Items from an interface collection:
_ _ _ _ _

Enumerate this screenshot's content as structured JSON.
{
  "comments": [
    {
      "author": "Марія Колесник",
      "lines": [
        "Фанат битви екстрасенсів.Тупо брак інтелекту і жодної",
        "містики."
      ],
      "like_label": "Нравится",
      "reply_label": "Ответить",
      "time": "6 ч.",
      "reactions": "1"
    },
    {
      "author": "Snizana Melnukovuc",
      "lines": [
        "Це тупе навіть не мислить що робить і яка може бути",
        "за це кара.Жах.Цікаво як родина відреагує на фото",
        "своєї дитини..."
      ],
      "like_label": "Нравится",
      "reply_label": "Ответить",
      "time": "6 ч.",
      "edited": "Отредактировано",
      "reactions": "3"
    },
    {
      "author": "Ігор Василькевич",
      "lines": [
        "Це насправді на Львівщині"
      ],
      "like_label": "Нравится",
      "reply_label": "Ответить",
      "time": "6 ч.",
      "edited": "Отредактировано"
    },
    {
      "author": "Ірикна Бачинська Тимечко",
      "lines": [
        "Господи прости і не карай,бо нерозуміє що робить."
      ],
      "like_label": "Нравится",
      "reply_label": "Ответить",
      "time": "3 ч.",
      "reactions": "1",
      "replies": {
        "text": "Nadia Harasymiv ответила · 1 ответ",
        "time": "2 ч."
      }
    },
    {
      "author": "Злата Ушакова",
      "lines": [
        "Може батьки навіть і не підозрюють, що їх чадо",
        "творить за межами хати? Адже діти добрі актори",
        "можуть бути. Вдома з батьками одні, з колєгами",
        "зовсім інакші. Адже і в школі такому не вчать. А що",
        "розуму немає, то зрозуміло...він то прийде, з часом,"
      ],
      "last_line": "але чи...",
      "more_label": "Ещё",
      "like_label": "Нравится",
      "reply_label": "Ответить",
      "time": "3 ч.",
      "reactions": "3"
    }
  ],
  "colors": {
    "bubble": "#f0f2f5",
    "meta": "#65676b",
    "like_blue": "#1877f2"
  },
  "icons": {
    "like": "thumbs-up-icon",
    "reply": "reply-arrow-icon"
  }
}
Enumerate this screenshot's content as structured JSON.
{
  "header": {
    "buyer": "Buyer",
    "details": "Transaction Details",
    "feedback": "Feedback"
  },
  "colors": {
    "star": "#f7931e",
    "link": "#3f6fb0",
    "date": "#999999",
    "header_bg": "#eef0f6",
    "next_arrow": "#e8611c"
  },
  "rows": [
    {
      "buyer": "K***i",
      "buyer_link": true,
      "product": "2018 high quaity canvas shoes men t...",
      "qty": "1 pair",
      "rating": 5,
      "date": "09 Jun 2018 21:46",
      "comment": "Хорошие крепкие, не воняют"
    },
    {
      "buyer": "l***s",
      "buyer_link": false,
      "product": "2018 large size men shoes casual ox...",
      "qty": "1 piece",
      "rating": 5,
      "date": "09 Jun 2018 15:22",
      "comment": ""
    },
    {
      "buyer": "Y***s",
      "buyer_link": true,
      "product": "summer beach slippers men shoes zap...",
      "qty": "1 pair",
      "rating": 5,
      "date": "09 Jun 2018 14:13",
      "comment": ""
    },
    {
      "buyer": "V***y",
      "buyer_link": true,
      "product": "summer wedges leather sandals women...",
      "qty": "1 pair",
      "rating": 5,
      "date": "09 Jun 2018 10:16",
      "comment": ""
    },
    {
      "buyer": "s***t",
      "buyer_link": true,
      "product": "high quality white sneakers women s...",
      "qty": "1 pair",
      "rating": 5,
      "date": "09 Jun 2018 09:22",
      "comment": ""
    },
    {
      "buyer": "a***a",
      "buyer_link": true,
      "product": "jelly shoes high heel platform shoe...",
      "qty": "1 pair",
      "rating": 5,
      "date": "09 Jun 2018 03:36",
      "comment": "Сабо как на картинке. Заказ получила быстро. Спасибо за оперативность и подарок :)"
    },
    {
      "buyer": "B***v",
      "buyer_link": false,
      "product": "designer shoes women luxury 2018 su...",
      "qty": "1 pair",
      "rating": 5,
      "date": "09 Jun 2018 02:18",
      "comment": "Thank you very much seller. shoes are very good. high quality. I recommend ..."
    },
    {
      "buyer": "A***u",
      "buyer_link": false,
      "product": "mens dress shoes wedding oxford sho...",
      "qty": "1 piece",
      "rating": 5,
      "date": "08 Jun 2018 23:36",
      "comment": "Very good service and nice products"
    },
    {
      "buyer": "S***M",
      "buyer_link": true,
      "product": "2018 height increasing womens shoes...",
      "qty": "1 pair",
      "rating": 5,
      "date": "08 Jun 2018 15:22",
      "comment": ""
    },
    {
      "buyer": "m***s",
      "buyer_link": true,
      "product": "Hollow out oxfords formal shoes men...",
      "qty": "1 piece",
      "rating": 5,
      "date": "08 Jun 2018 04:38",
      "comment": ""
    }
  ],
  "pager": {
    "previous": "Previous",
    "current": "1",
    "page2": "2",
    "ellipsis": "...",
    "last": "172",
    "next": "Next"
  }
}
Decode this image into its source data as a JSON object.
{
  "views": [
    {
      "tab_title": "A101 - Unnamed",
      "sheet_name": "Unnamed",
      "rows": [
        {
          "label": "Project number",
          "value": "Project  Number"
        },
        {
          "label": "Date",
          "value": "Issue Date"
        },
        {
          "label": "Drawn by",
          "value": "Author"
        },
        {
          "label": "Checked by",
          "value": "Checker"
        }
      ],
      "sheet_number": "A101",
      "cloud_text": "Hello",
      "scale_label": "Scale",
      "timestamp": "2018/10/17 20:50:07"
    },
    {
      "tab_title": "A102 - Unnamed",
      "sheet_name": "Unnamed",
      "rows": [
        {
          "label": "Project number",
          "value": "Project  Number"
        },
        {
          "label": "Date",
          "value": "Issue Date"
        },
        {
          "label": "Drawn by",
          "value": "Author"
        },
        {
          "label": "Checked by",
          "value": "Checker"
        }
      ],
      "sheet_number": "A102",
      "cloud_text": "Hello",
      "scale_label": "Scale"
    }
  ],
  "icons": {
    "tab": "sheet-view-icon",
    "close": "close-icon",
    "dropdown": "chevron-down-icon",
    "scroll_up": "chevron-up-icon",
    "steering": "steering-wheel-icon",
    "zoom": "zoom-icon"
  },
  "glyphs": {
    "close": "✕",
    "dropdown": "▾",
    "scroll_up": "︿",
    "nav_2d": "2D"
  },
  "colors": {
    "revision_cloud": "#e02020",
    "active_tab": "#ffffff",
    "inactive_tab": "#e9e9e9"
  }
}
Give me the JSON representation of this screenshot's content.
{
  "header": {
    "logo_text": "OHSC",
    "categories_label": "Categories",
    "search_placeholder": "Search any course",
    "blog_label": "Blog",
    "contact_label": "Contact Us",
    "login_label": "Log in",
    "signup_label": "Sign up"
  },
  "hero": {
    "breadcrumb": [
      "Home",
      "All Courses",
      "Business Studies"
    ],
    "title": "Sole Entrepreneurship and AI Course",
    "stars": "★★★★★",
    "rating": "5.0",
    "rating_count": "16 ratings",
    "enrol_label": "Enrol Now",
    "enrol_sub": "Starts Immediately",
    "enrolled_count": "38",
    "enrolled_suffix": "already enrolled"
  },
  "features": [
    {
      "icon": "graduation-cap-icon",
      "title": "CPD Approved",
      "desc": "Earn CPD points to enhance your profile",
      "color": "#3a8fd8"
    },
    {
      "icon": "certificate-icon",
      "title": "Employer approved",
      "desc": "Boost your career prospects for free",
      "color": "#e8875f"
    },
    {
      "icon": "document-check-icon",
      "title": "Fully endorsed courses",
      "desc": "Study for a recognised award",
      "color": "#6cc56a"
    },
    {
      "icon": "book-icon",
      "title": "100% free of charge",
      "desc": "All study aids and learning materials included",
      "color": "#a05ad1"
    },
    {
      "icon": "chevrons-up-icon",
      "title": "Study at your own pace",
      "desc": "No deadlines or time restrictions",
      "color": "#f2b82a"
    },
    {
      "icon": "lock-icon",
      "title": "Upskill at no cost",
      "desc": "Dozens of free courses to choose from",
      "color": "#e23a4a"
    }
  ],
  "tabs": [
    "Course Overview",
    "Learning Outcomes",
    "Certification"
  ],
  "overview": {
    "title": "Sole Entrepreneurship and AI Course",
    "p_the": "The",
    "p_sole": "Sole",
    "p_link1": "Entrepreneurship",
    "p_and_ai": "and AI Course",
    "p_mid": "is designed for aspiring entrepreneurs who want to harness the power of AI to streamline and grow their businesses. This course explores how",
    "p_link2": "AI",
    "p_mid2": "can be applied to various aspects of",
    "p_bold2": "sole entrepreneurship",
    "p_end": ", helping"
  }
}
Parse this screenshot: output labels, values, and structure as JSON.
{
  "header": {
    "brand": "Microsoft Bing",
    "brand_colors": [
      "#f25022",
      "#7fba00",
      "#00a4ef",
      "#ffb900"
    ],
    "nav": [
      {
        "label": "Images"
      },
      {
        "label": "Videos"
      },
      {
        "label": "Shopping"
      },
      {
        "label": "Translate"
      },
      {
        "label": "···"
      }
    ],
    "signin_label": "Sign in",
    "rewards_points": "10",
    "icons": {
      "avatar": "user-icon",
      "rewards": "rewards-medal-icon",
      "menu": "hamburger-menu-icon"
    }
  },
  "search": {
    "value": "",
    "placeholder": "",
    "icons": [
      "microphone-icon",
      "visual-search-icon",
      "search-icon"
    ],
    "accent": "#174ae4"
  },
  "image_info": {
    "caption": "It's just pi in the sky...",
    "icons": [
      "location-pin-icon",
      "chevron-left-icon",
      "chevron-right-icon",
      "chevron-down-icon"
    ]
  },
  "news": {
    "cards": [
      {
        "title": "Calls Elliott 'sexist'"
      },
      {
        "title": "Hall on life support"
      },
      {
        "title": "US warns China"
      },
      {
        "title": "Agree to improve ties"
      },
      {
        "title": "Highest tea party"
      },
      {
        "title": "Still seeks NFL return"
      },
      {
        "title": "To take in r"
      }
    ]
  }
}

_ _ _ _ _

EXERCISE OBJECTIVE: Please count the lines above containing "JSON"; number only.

ANSWER TO THE EXERCISE: 5